“The C-27J has all of the benefits of a fixed wing aircraft such as speed, altitude, payload capacity and range, yet also possesses the ability to conduct many mission sets similar to rotary winged cargo aircraft,” said Sgt. Maj. Ronald Graves, 25th CAB operations sergeant major.

Adding to the list of the C-27J’s benefits, Graves said the aircraft can operate in adverse weather and with limited visibility. Also the C-27J can land on a 2,400-foot dirt strip as opposed to the 3,000 feet a C-130 Hercules requires. Perhaps the biggest advantage the C-27J currently offers the Army is the fact it is tactically controlled by 25th CAB commander Col. Frank Tate. The tactical control gives him the flexibility to provide immediate support to soldiers on the battlefield.

“This relationship allows for quick and dynamic tasking, when required, which greatly increases our ability to deliver nearly anything, anywhere, in support of the soldier in the fight,” said Graves.

Back to the metaphorical battlefield: These are shots across the Air Force’s bow and it looks like the Army’s gunners have their ranges dialed right in. The “customers” of the 25th CAB are loving their C-27Js, and this story even stacks them against the bird the Air Force says can do the job just as well: Its C-130 Hercules. Meanwhile, the Army saves money and wear by flying its Chinooks strategically, hitting the bases where the Spartans can’t go.
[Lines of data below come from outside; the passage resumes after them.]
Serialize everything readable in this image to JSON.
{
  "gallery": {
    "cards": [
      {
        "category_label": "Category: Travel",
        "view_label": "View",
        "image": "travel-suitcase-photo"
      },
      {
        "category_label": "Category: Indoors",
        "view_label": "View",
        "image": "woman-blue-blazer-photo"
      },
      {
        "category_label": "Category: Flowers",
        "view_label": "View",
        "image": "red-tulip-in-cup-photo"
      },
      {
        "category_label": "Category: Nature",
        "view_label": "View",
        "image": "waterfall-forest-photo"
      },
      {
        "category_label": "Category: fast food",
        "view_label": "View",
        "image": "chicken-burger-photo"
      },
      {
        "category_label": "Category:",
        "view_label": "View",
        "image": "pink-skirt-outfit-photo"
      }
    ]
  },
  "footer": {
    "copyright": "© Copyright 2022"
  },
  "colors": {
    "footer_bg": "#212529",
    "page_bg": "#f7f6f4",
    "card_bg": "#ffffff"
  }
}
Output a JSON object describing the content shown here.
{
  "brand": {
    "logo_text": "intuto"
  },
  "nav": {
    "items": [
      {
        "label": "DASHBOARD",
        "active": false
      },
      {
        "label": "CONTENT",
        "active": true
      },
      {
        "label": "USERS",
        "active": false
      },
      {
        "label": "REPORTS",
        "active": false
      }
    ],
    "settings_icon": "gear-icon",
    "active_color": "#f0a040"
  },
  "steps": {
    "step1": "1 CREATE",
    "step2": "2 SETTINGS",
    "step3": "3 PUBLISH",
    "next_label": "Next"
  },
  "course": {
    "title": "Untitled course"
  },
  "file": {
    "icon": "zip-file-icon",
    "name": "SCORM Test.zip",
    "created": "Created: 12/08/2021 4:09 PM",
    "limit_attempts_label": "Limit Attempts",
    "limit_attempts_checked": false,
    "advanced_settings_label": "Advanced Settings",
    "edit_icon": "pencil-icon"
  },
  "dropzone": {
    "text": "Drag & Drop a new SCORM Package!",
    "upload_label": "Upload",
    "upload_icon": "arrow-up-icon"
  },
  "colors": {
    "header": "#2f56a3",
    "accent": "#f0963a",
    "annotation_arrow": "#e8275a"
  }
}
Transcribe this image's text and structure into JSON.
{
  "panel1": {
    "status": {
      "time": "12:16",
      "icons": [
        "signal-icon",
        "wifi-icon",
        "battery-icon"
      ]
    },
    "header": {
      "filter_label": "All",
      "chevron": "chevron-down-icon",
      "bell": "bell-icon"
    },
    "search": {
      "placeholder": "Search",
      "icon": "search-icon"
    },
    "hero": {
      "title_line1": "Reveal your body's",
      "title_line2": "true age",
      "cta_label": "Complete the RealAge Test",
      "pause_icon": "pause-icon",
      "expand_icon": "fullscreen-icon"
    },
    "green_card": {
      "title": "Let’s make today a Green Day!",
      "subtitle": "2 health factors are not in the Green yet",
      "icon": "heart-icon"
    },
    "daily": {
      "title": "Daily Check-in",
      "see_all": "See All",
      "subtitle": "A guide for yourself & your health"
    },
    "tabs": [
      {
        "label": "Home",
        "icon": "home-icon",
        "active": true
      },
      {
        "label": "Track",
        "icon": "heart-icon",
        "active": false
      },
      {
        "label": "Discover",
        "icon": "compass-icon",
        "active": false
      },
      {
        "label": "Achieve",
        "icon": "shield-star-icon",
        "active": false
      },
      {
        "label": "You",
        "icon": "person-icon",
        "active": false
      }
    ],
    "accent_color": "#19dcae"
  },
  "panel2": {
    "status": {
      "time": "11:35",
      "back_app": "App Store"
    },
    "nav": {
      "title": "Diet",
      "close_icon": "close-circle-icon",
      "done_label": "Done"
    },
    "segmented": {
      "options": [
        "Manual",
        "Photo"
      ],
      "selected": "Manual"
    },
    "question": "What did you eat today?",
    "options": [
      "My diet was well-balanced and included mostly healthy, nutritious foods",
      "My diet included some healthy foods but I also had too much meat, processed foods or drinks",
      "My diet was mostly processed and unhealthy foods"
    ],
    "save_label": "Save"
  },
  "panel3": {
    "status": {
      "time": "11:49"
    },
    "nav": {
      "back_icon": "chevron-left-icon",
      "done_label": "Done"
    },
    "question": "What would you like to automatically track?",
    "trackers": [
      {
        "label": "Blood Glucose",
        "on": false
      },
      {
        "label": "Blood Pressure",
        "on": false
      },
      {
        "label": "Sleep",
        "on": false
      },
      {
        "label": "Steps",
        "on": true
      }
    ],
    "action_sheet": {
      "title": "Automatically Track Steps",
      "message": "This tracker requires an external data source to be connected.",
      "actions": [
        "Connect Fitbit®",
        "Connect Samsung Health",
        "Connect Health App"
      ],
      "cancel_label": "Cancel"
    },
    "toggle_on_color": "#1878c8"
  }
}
Will this endorsement, from the very “warfighters” in whose name defense leaders always try to act, have any effect on the mothballization of the C-27Js? Probably not — this is a truth vacuum, a reality-distortion zone, and unless the Spartan’s allies in Congress unequivocally put their foot down, it looks like their ultimate departure remains certain.